Then there’s the little guy. He’s on the spectrum and we’re learning as we go. He’s very high maintenance—there’s everything from keeping the meds straight, arranging various therapies and appointments, and entertaining him. (Because everyone knows it’s a mother’s job to entertain her bored children.) (Just kidding!)

He struggled with virtual school last year. I honestly felt like he wasn’t learning anything. So, after the holiday break, we prayerfully decided to send him back to in-person school.

He has some sensory issues, so I worried he wouldn’t wear his mask. He was getting a new teacher and he doesn’t handle change very well. He has asthma, so he’s vulnerable to illness. I was scared to death. But I knew it was the right decision for him.

Unfortunately, since coronavirus arrived on scene, he’d learned almost nothing. I spoke with his wonderful teacher and asked what she thought of potentially having him repeat the first grade. She agreed that it was the best option. The main issue was that he couldn’t read.

This awesome teacher agreed to have him in her class again this school year. (She’s definitely a candidate for sainthood in my book!) Thataway, he didn’t have to acclimate to a new teacher and classroom. He comes home daily and shares something he learned. He’ll say, “I know what’s 10 plus 10….20! He can now also read enough to make calls from my phone’s contact list! (Often to their dismay!)

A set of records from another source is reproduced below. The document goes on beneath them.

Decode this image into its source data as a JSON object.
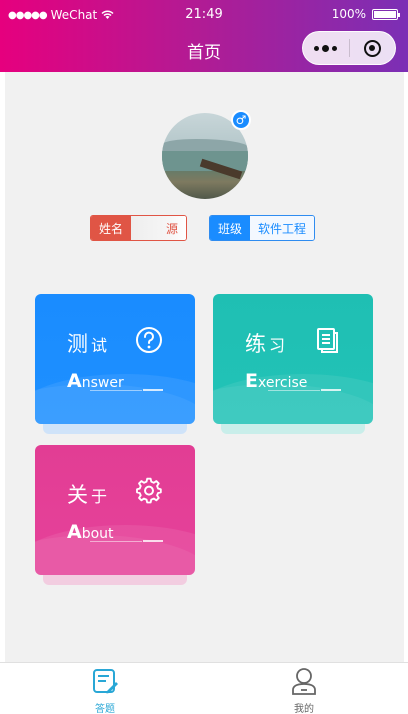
{
  "status": {
    "carrier": "WeChat",
    "time": "21:49",
    "battery": "100%"
  },
  "nav": {
    "title": "首页"
  },
  "profile": {
    "gender_symbol": "♂",
    "name_key": "姓名",
    "name_value": "源",
    "class_key": "班级",
    "class_value": "软件工程"
  },
  "cards": {
    "answer": {
      "title_a": "测",
      "title_b": "试",
      "sub_big": "A",
      "sub_rest": "nswer"
    },
    "exercise": {
      "title_a": "练",
      "title_b": "习",
      "sub_big": "E",
      "sub_rest": "xercise"
    },
    "about": {
      "title_a": "关",
      "title_b": "于",
      "sub_big": "A",
      "sub_rest": "bout"
    }
  },
  "tabbar": {
    "answer_label": "答题",
    "mine_label": "我的"
  },
  "colors": {
    "header_start": "#e6007e",
    "header_end": "#7b2fb5",
    "answer": "#1a8cff",
    "exercise": "#1fbfb3",
    "about": "#e23d94",
    "tab_active": "#29a7d6"
  }
}
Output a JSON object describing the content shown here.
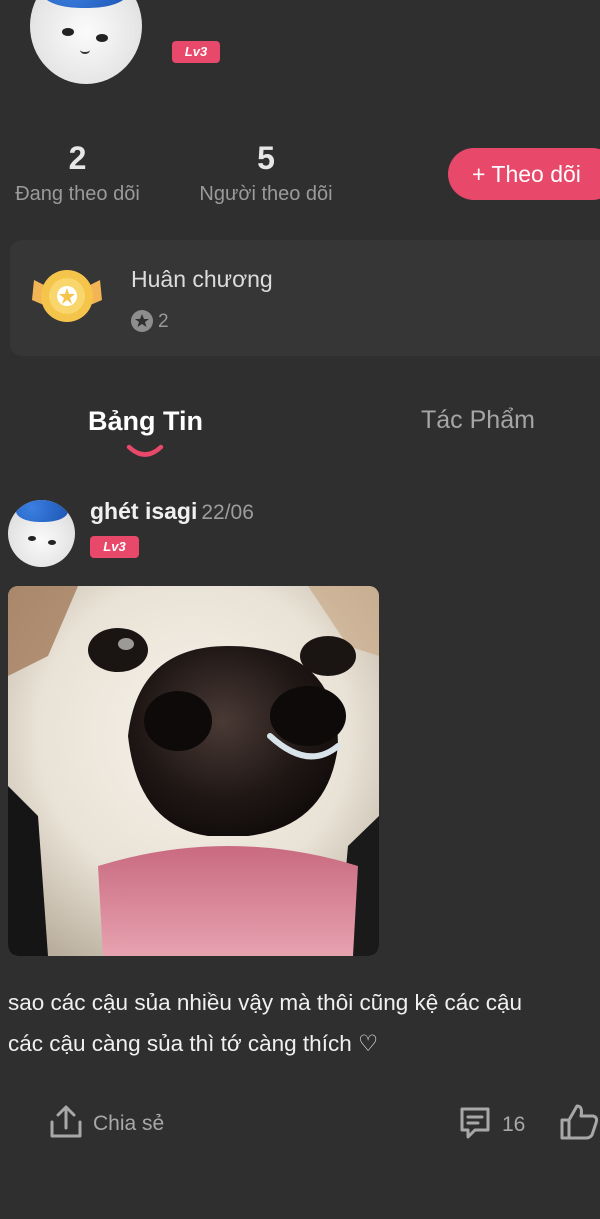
{
  "profile": {
    "level_badge": "Lv3",
    "stats": [
      {
        "value": "2",
        "label": "Đang theo dõi"
      },
      {
        "value": "5",
        "label": "Người theo dõi"
      }
    ],
    "follow_button": "+ Theo dõi"
  },
  "medal": {
    "title": "Huân chương",
    "count": "2"
  },
  "tabs": [
    {
      "label": "Bảng Tin",
      "active": true
    },
    {
      "label": "Tác Phẩm",
      "active": false
    }
  ],
  "post": {
    "username": "ghét isagi",
    "date": "22/06",
    "level_badge": "Lv3",
    "text": "sao các cậu sủa nhiều vậy mà thôi cũng kệ các cậu\ncác cậu càng sủa thì tớ càng thích ♡",
    "share_label": "Chia sẻ",
    "comment_count": "16"
  },
  "colors": {
    "background": "#2f2f2f",
    "accent": "#e8486a",
    "card": "#363636"
  }
}
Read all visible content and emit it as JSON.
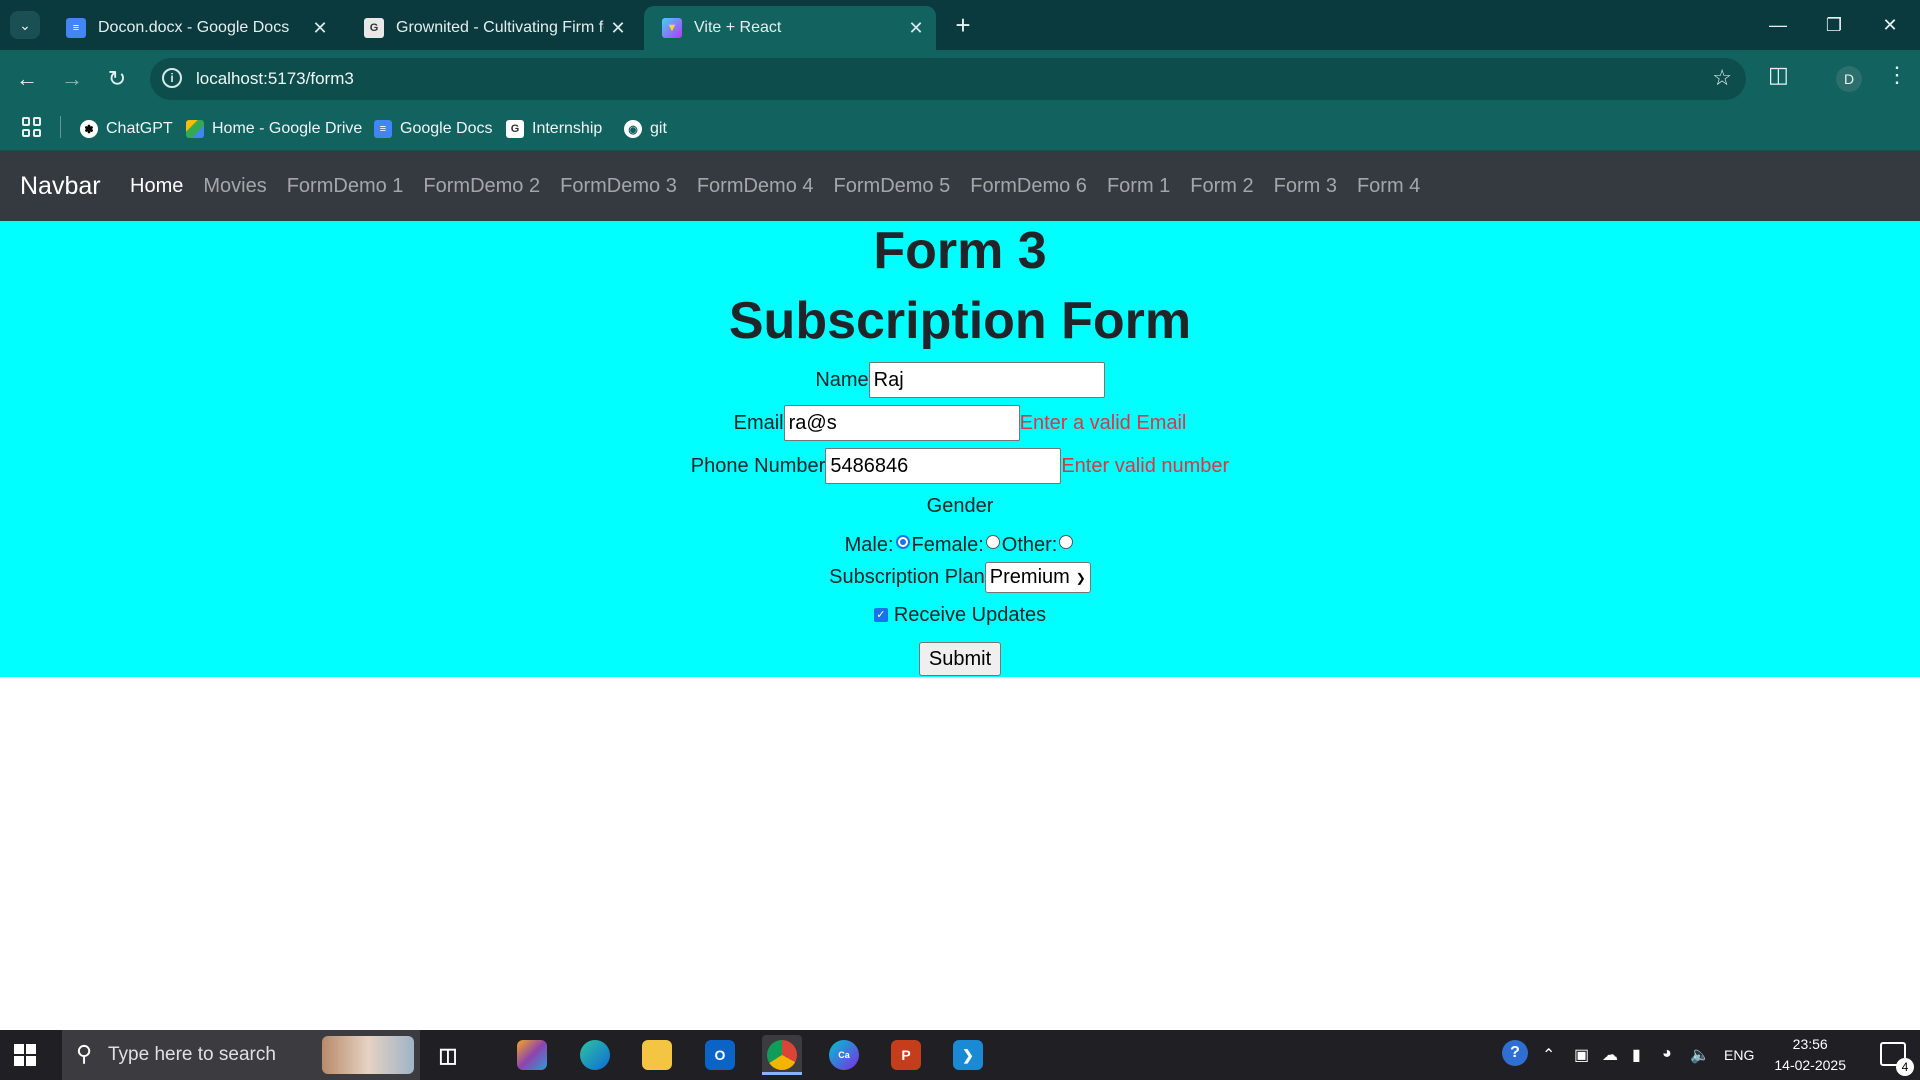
{
  "browser": {
    "tabs": [
      {
        "title": "Docon.docx - Google Docs",
        "icon": "google-docs-icon",
        "active": false
      },
      {
        "title": "Grownited - Cultivating Firm for",
        "icon": "grownited-icon",
        "active": false
      },
      {
        "title": "Vite + React",
        "icon": "vite-icon",
        "active": true
      }
    ],
    "url": "localhost:5173/form3",
    "profile_initial": "D",
    "bookmarks": [
      {
        "label": "ChatGPT",
        "icon": "chatgpt-icon"
      },
      {
        "label": "Home - Google Drive",
        "icon": "google-drive-icon"
      },
      {
        "label": "Google Docs",
        "icon": "google-docs-icon"
      },
      {
        "label": "Internship",
        "icon": "internship-icon"
      },
      {
        "label": "git",
        "icon": "github-icon"
      }
    ]
  },
  "navbar": {
    "brand": "Navbar",
    "links": [
      "Home",
      "Movies",
      "FormDemo 1",
      "FormDemo 2",
      "FormDemo 3",
      "FormDemo 4",
      "FormDemo 5",
      "FormDemo 6",
      "Form 1",
      "Form 2",
      "Form 3",
      "Form 4"
    ],
    "active_link": "Home"
  },
  "form": {
    "heading": "Form 3",
    "subheading": "Subscription Form",
    "name": {
      "label": "Name",
      "value": "Raj"
    },
    "email": {
      "label": "Email",
      "value": "ra@s",
      "error": "Enter a valid Email"
    },
    "phone": {
      "label": "Phone Number",
      "value": "5486846",
      "error": "Enter valid number"
    },
    "gender": {
      "label": "Gender",
      "options": [
        "Male:",
        "Female:",
        "Other:"
      ],
      "selected": "Male"
    },
    "plan": {
      "label": "Subscription Plan",
      "selected": "Premium"
    },
    "updates": {
      "label": "Receive Updates",
      "checked": true
    },
    "submit_label": "Submit"
  },
  "taskbar": {
    "search_placeholder": "Type here to search",
    "language": "ENG",
    "time": "23:56",
    "date": "14-02-2025",
    "notification_count": "4"
  },
  "colors": {
    "form_background": "#00ffff",
    "navbar_background": "#343a40",
    "error_text": "#dc3545",
    "browser_frame": "#12625f"
  }
}
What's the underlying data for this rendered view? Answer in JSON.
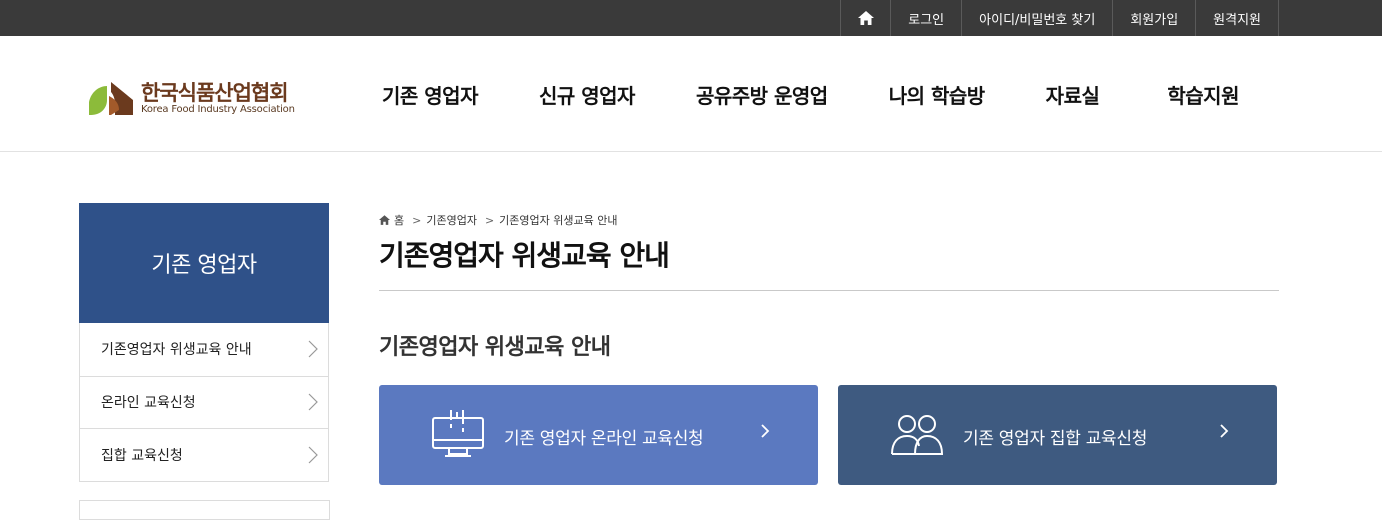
{
  "topbar": {
    "home_icon": "home-icon",
    "links": [
      "로그인",
      "아이디/비밀번호 찾기",
      "회원가입",
      "원격지원"
    ]
  },
  "logo": {
    "name_ko": "한국식품산업협회",
    "name_en": "Korea Food Industry Association",
    "colors": {
      "green": "#8cbb3a",
      "brown": "#6b3a1e"
    }
  },
  "gnb": [
    "기존 영업자",
    "신규 영업자",
    "공유주방 운영업",
    "나의 학습방",
    "자료실",
    "학습지원"
  ],
  "side": {
    "title": "기존 영업자",
    "items": [
      "기존영업자 위생교육 안내",
      "온라인 교육신청",
      "집합 교육신청"
    ]
  },
  "breadcrumb": [
    "홈",
    "기존영업자",
    "기존영업자 위생교육 안내"
  ],
  "page_title": "기존영업자 위생교육 안내",
  "section_title": "기존영업자 위생교육 안내",
  "cards": {
    "online": {
      "label": "기존 영업자 온라인 교육신청",
      "icon": "monitor-icon",
      "color": "#5b79c0"
    },
    "group": {
      "label": "기존 영업자 집합 교육신청",
      "icon": "people-icon",
      "color": "#3e5a80"
    }
  },
  "colors": {
    "topbar": "#3a3a3a",
    "side_title": "#2f5189"
  }
}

Wherever you are in your motherhood journey, just know that it’s worth it. You will survive, but you might need a little help along the way. And when you have the opportunity to see the good people that your children have grown into, take a minute to pat yourself on the back, because YOU did THAT.

Big love to you.

Time Marches On

It’s been a while. And lots of things have changed since I last wrote. My mother died. A global pandemic happened, with over 350,000 Americans dead this year. Hundreds of thousands more sick. We bought a house and moved (during the pandemic–no easy task!). My oldest got engaged. My youngest (7) was diagnosed with an eating disorder. My husband, Tony, finally (!) got glasses!! I was a little bit afraid he’d forgotten what I looked like. 😉 But he stuck around, so I guess he wasn’t too disappointed.

We had several high profile deaths at the hands of the police this year: George Floyd, Breonna Taylor, Philando Castile, and Tamir Rice, to name a few. And people protested in record numbers. And, in November, an incredible 81 million people voted for HOPE and Joe Biden will be sworn in as our new President on January 20 with Kamala Harris, our first female Vice-President, at his side.

Mr. Biden has a lot to contend with. His biggest challenge will be getting Covid-19 under control, but with a couple or three newly minted vaccines the hardest part now seems to be distribution. The real challenge is going to be getting the economy back on track after the shutdowns and partials shutdowns caused by the virus. Biden has committed, though, to being a President for everyone. And I believe him. He speaks kindness and faith, and that appeals to me. It calms me and makes me believe better times are ahead. We’ve had enough hate and division to last a few lifetimes.

In our little world the Christmas decorations have mostly been put away and high school basketball is about to start. The late start is due to the virus. This will be Bailey’s last year playing hoops. He’s been playing in some form or fashion since he was 3 or 4, maybe. We scrolled through photos last night at dinner, trying to decide which to use for his “Senior Board”. So many teams, coaches, uniforms. So many memories. I wonder if he has any idea how many times his teammates trusted him to take the last, game-winning, shot. Or how much faith it takes to pass the ball when you could take that last shot yourself. I hope he knows.

I asked him if he was ready for it to be over. He said he wasn’t sure. I know it’s been a lot. Six a.m. practices. Two a day practices. Always having to consider the team first. School ball, AAU ball, summer ball–it’s definitely enough to cause burnout. But, I’m not ready. I’m not ready for Senior Night that’s rapidly approaching. I’m not ready for his last uniform. Or his last coach or his last game. I’m not ready for it to be over.